Most Wensleydale Sheep have white wool, though some have black wool. The wool is prized as being amongst the best wool from a sheep.
Females weigh about 240 pounds (110kg); rams about 300 pounds (135 kg.) The rams give bigger size to offspring from any ewes from any strain they are bred with; the quality of the wool is also passed down. A pure Wensleydale strain is, however, also being kept for the future.
They are bred in Cumberland, North Lancashire, Westmorland, Yorkshire Dales, Scotland and in North America.
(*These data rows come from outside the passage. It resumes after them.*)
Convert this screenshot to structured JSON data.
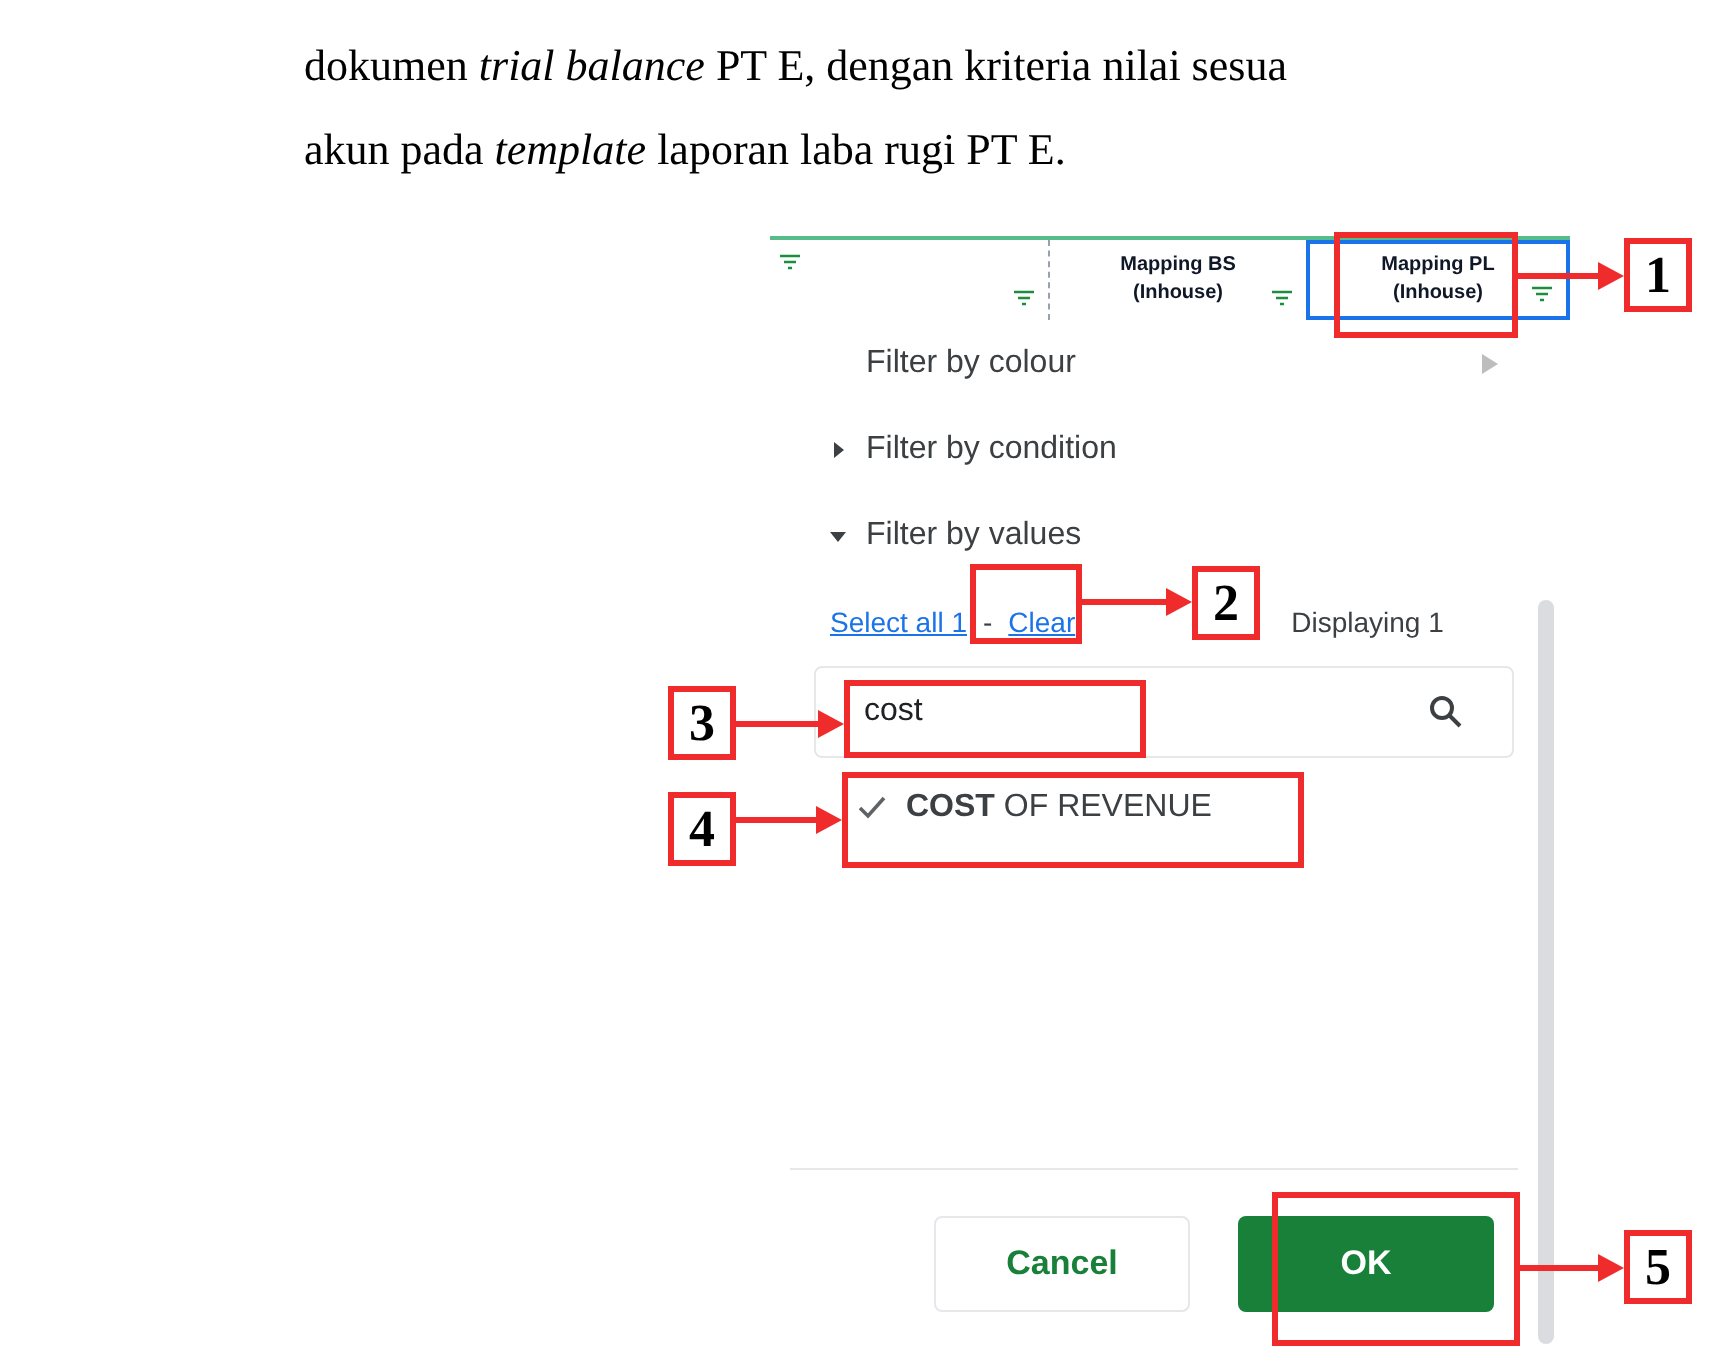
{
  "paragraph": {
    "lines": [
      "dokumen *trial balance* PT E, dengan kriteria nilai sesua",
      "akun pada *template* laporan laba rugi PT E."
    ]
  },
  "sheet": {
    "columns": [
      {
        "label": "Mapping BS (Inhouse)",
        "selected": false
      },
      {
        "label": "Mapping PL (Inhouse)",
        "selected": true
      }
    ]
  },
  "filter_menu": {
    "items": [
      {
        "label": "Filter by colour",
        "kind": "submenu"
      },
      {
        "label": "Filter by condition",
        "kind": "section",
        "expanded": false
      },
      {
        "label": "Filter by values",
        "kind": "section",
        "expanded": true
      }
    ],
    "select_all": "Select all 1",
    "separator": "-",
    "clear": "Clear",
    "displaying": "Displaying 1",
    "search": {
      "value": "cost"
    },
    "values": [
      {
        "label": "**COST** OF REVENUE",
        "checked": true
      }
    ],
    "buttons": [
      {
        "label": "Cancel",
        "kind": "secondary"
      },
      {
        "label": "OK",
        "kind": "primary"
      }
    ]
  },
  "callouts": [
    "1",
    "2",
    "3",
    "4",
    "5"
  ]
}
Most of the lamb for meat comes from progeny of cross-bred sheep descending from them. When actually slaughtered for meat, the sheep yield fine-grained, tasty meat and very large joints. The lamb has good flavour and is very tender.
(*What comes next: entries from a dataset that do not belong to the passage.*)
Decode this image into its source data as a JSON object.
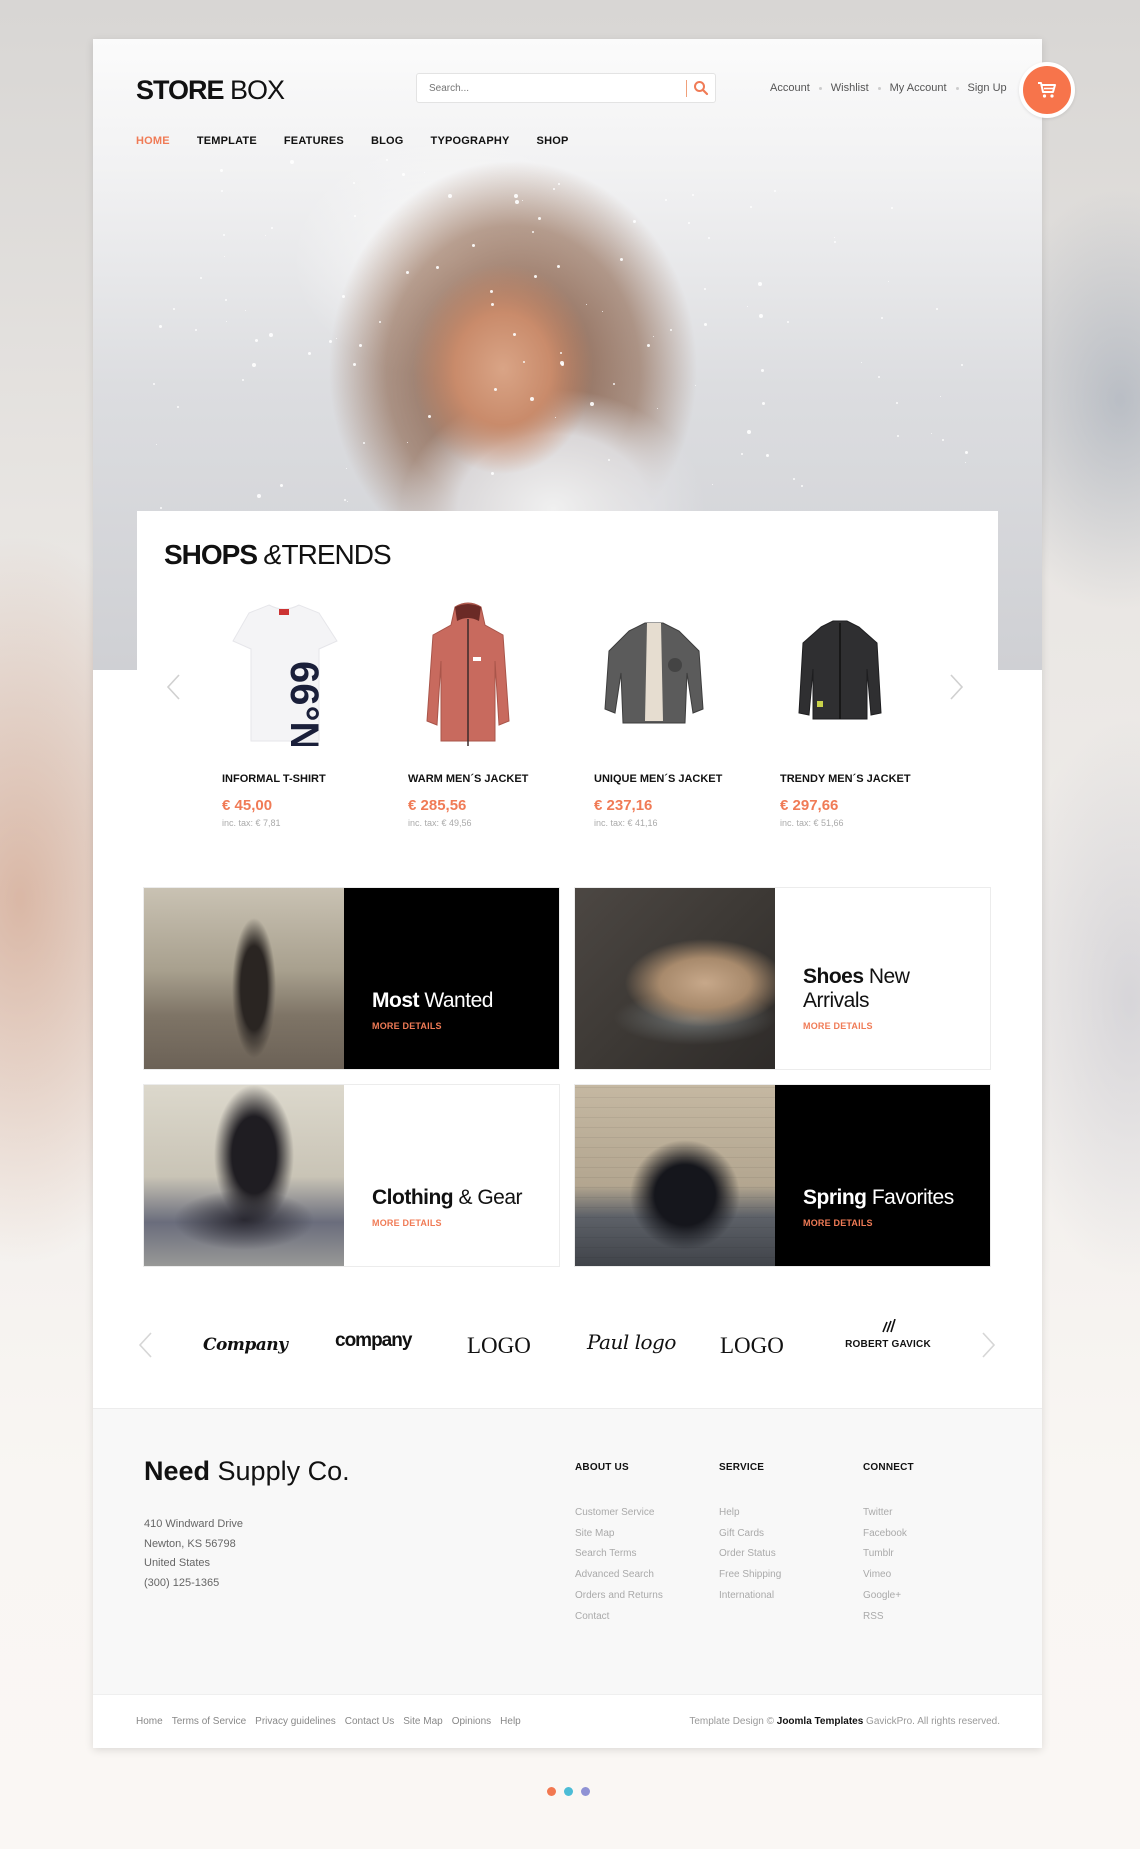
{
  "header": {
    "logo_bold": "STORE",
    "logo_light": " BOX",
    "search_placeholder": "Search...",
    "top_links": [
      "Account",
      "Wishlist",
      "My Account",
      "Sign Up"
    ],
    "cart_icon": "shopping-cart-icon"
  },
  "nav": {
    "items": [
      {
        "label": "HOME",
        "active": true
      },
      {
        "label": "TEMPLATE",
        "active": false
      },
      {
        "label": "FEATURES",
        "active": false
      },
      {
        "label": "BLOG",
        "active": false
      },
      {
        "label": "TYPOGRAPHY",
        "active": false
      },
      {
        "label": "SHOP",
        "active": false
      }
    ]
  },
  "shops": {
    "title_bold": "SHOPS",
    "title_amp": " &",
    "title_light": "TRENDS",
    "products": [
      {
        "name": "INFORMAL T-SHIRT",
        "price": "€ 45,00",
        "tax": "inc. tax: € 7,81",
        "image": "white t-shirt"
      },
      {
        "name": "WARM MEN´S JACKET",
        "price": "€ 285,56",
        "tax": "inc. tax: € 49,56",
        "image": "red jacket"
      },
      {
        "name": "UNIQUE MEN´S JACKET",
        "price": "€ 237,16",
        "tax": "inc. tax: € 41,16",
        "image": "grey jacket"
      },
      {
        "name": "TRENDY MEN´S JACKET",
        "price": "€ 297,66",
        "tax": "inc. tax: € 51,66",
        "image": "black jacket"
      }
    ]
  },
  "promos": [
    {
      "bold": "Most",
      "light": " Wanted",
      "link": "MORE DETAILS",
      "theme": "dark"
    },
    {
      "bold": "Shoes",
      "light": " New Arrivals",
      "link": "MORE DETAILS",
      "theme": "light"
    },
    {
      "bold": "Clothing",
      "light": " & Gear",
      "link": "MORE DETAILS",
      "theme": "light"
    },
    {
      "bold": "Spring",
      "light": " Favorites",
      "link": "MORE DETAILS",
      "theme": "dark"
    }
  ],
  "brands": [
    "Company",
    "company",
    "LOGO",
    "Paul logo",
    "LOGO",
    "ROBERT GAVICK"
  ],
  "footer": {
    "company_bold": "Need",
    "company_light": " Supply Co.",
    "address": [
      "410 Windward Drive",
      "Newton, KS 56798",
      "United States",
      "(300) 125-1365"
    ],
    "columns": [
      {
        "title": "ABOUT US",
        "links": [
          "Customer Service",
          "Site Map",
          "Search Terms",
          "Advanced Search",
          "Orders and Returns",
          "Contact"
        ]
      },
      {
        "title": "SERVICE",
        "links": [
          "Help",
          "Gift Cards",
          "Order Status",
          "Free Shipping",
          "International"
        ]
      },
      {
        "title": "CONNECT",
        "links": [
          "Twitter",
          "Facebook",
          "Tumblr",
          "Vimeo",
          "Google+",
          "RSS"
        ]
      }
    ],
    "bottom_links": [
      "Home",
      "Terms of Service",
      "Privacy guidelines",
      "Contact Us",
      "Site Map",
      "Opinions",
      "Help"
    ],
    "copyright_pre": "Template Design © ",
    "copyright_bold": "Joomla Templates",
    "copyright_post": " GavickPro. All rights reserved."
  },
  "colors": {
    "accent": "#f07b56",
    "cart": "#f7744b",
    "dots": [
      "#f27850",
      "#4bbcd6",
      "#8f92d4"
    ]
  }
}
The breed started from a ram named “Bluecap”, which was born in 1839 in East Appleton, North Yorkshire. Bluecap was half Dishley Leicester Sheep, and half from a ewe belonging to a longwool breed that is now extinct, Teeswater “Muggs”.
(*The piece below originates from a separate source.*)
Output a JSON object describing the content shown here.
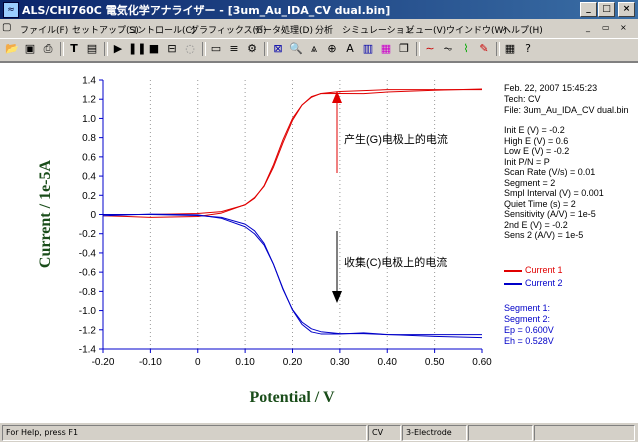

The Wensleydale Sheep breed was itself nearly extinct in the 1970s, but was revived.